The British SPIDER-MAN weekly clocked-up a highly commendable 666 issues (it would have been a few more if the January 1979 strike hadn't suspended publication for a few weeks and don't even bother looking for issue 428, see here for why) but, for many readers, issue 633 (or - possible - 644, the first issue in the new format) marked their last dalliance with the British edition of the web-slinger.
It was already getting harder-and-harder to find copies in newsagents on a regular basis and I remember that I had to resort to getting a copy specially ordered and reserved by the newsagent to ensure a copy (and - even then - there was the occasional week when, for whatever reason, that didn't happen). In retrospect, that was a sure sign that things weren't well at the Annex of Ideas.
1983-85 had seen a couple of hasty format changes as Marvel switched page size, print and paper quality, page counts and colour interiors before settling on this format which used the cheapest of 'glossy' paper and had a mix of colour and black & white pages throughout. Coupled with some shoddy production work, it didn't make for the most attractive of reads.
The old editorial team had bowed-out a week earlier, just after ushering in the black costume and dispatching, and returning, Spidey to (and from) the Beyonder's SECRET WAR. This issue is a blatant place-holder, burning-off a far-from-classic complete Spider-man adventure (the cover is all the hint you need about this adventure, The Spectacular Spider-Kid, from US AMAZING SPIDER-MAN 263) whilst waiting for a complete relaunch, as the more juvenile THE SPIDER-MAN COMIC, from the next issue.
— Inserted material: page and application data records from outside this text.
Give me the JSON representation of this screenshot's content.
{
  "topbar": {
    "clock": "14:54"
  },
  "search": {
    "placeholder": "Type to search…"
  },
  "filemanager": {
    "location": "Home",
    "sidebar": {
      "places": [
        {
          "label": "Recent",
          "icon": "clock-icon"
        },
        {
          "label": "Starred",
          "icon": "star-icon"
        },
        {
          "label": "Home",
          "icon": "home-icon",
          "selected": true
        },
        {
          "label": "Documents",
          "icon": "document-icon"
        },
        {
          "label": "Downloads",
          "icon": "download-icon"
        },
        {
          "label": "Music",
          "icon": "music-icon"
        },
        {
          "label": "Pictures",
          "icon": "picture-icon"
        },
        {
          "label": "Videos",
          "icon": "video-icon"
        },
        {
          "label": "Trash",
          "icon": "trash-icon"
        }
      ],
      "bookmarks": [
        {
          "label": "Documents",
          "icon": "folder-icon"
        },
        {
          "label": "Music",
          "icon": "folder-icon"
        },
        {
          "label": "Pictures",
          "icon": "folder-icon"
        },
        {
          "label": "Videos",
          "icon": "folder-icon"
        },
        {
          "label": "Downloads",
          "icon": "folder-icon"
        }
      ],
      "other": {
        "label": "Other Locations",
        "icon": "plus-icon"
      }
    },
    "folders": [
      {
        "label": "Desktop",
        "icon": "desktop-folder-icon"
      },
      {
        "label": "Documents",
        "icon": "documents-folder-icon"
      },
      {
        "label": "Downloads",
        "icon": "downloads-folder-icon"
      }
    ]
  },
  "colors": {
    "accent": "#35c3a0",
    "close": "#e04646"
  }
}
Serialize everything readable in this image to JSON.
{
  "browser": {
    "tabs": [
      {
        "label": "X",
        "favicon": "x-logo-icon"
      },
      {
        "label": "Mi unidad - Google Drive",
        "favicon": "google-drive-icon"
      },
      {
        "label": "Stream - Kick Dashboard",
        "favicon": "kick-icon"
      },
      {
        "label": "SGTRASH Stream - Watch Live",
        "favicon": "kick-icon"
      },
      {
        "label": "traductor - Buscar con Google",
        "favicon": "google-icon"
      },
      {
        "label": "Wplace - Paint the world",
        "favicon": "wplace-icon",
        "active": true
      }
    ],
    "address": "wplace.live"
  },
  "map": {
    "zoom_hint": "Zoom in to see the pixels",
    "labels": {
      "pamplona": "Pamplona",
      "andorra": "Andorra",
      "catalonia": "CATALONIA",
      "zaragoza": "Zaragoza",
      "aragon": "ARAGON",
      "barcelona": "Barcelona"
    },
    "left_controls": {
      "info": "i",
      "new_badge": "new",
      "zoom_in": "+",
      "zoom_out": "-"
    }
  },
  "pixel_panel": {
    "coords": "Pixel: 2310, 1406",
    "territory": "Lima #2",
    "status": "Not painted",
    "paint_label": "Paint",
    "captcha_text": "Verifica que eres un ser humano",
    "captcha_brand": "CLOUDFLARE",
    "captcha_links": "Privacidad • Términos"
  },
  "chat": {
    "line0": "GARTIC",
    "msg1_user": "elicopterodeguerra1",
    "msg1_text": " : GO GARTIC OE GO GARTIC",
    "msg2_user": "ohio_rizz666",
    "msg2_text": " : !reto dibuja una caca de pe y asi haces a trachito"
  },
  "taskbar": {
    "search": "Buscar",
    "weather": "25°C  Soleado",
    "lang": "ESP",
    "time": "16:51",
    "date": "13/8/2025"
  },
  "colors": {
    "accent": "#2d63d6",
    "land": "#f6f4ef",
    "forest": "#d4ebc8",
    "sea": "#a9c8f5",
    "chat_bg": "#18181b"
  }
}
The thinking was that British readers had almost entirely fallen out of love with Marvel's superheroes and Redan Place were taking the company in a new direction, based on licensed properties, and (largely) leaving behind their own characters. With the imminent launch of MARVEL SUPER HEROES SECRET WARS (technically another toy tie-in), Marvel must have figured the small remaining readership would shift their allegiance to the new fortnightly (how could you resist the bulk of Marvel's heroes and villains in a massive wrestlemania ?) leaving SPIDER-MAN high-and-dry.
The page of House Ads shows the fork in the road for readers. Superhero fans should follow the new launch whilst fans of - ahem - FRAGGLE ROCK should stick around. It also demonstrates the increasingly obvious lack of attention to detail by claiming the first relaunched issue was "on sale now". Despite seeing that ad in this issue, and other Marvel UK books, I still wasn't prepared for the horror that awaited me. The AMAZING FRIENDS adventure turned-out to be a hard-to-find promotional strip, produced as a newspaper insert for a Denver department store. It's nice to see something rare reach the UK but the reproduction was so poor that it was obvious that M-UK was working from printed copies of the American edition and not even the original artwork. Things got worse later when the Spidey strip settled into a regular run of seventies SPIDEY SUPER STORIES reprints, complete with afros, flairs, crappy super villains and blatant educational lecturing.
I've previously briefly posted about the ill-fated reboot here.